However, I've also worked on an app in the past that'd grown to encompass around 40 modules and did so many different things it became hard to keep track of it all. An app like that becomes hard to maintain. If you want to do a proper regression test before a new release (as you should), that becomes a *lot* of work, even with partial automated testing. In addition, if a new developer or ops-engineer would join the team, it'd take forever to get him/her up to speed. Even the core team had a hard time overseeing the whole thing.
It's an extreme example, of course, but somewhere between a simple, straightforward app and a monster like that, lies a cut-off point where you should really consider splitting up. 

It may also depend on your available (human) resources. If you're building an application that is going to provide access to a number of very different products or services and you have the resources to form a specialized team for each of these, it might be quite powerful to create separate apps, tied together through an orchestration app and making use of shared central resources (SSO, masterdata, etc). 

You can then develop, release and maintain in parallel. In addition, the separate apps are more compact and easier to oversee. Also bugs in one application don't impact the greater system.

Nevertheless, so far I've only occassionally run into a situation where I would make a solid case for going multi-app, so perhaps I'm also overlooking additional advantages. 

(Apologies if I repeated points for the workshop, I didn't attend)



Hi Gerard,

We are in the process of evaluating Mendix, and we had the exact same thoughts.

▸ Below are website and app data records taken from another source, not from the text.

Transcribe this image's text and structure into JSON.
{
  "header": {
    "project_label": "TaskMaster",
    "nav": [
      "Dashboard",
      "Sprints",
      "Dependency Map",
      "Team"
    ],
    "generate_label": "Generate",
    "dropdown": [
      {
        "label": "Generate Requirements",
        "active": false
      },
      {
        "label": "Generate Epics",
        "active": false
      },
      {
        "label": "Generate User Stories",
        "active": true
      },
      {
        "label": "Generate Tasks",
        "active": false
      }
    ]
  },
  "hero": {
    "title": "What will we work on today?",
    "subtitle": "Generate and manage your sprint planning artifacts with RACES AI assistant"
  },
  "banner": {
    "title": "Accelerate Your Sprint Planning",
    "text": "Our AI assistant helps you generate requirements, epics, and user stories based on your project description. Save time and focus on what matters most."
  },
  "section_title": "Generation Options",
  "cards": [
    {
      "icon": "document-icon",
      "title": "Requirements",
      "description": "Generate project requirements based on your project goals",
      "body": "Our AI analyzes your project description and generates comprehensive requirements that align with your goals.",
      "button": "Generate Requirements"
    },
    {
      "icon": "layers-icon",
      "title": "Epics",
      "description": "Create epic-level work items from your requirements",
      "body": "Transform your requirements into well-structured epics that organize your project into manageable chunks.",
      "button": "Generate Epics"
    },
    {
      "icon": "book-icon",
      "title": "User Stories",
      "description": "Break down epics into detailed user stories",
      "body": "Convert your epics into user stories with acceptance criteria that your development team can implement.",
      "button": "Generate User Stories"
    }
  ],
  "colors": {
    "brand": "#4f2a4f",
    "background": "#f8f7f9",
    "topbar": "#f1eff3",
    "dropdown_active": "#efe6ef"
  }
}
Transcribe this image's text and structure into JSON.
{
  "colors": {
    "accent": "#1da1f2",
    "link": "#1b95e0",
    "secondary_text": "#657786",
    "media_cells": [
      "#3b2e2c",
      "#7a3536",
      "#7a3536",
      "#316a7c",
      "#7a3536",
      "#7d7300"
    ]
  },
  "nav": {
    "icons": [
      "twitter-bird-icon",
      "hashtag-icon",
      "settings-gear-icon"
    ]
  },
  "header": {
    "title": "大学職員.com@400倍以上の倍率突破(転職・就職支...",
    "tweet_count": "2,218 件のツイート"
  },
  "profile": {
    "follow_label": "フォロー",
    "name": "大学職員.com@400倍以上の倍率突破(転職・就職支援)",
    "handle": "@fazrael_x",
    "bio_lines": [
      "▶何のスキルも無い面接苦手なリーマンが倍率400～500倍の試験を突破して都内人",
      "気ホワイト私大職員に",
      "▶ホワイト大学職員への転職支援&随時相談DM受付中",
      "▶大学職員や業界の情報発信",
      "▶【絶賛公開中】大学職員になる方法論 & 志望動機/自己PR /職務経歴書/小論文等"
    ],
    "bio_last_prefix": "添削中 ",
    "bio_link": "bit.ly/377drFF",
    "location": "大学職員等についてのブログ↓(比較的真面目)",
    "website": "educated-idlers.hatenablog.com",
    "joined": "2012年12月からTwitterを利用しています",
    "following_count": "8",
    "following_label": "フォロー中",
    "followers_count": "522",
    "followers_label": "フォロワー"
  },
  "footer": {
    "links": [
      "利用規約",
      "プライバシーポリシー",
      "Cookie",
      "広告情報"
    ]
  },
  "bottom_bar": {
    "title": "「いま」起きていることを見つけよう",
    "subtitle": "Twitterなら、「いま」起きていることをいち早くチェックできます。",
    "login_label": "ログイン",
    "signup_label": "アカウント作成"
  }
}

We heard the same arguments why we should consider splitting up the application into smaller separate applications. 

I totaly agree with your arguments against this, and just use one big application. Indeed if you structure your application good, and use a good separation into modules, I think it can be very good to maintain. And since all oure modules have links to other modules, having them all in one application makes it a lot easier to maintain in stead of creating and maintaining all the cross app connectors.

And since all of oure modules are connected to other modules, the continuity issue will always be there. Even if they are in separate apps. If you update one app, it has some down time, but during this downtime all the connections are down to. So the other apps will suffer also. In fact, since part of them will be up and some parts which use the connections are down, it only makes it less clear to the end user. 

The only reason I can come up with right now is security. If you physically split up the apps, it won't be possible for users of one app to reach unwanted pages or data in a other app. But if you have your security rules in order, this should not be a problem when building everything in one app also.

I'm really curious if there are some other good arguments for using separate apps over one big app.


Another reason I did not see here yet is best of breed. If you keep your apps small and let them handle core functions only it becomes easier to replace them when a better app come along. This allows you to use the best app for the job. Be it developed in mendix or one right of the shelves.


Another point not yet taken in considderation in this discussion is "costs". All pro's and con's discussed are from a technical point of view. Which is also the first thing to look at ofcourse, but if splitting up in multiple apps is technically a better way to go, then costs come into play also. 

Maybe this isn't a issue for some bigger users, but for a smaller company this might be a big issue. Splitting one big application into several smaller apps greatly increases yearly mendix subscriptions.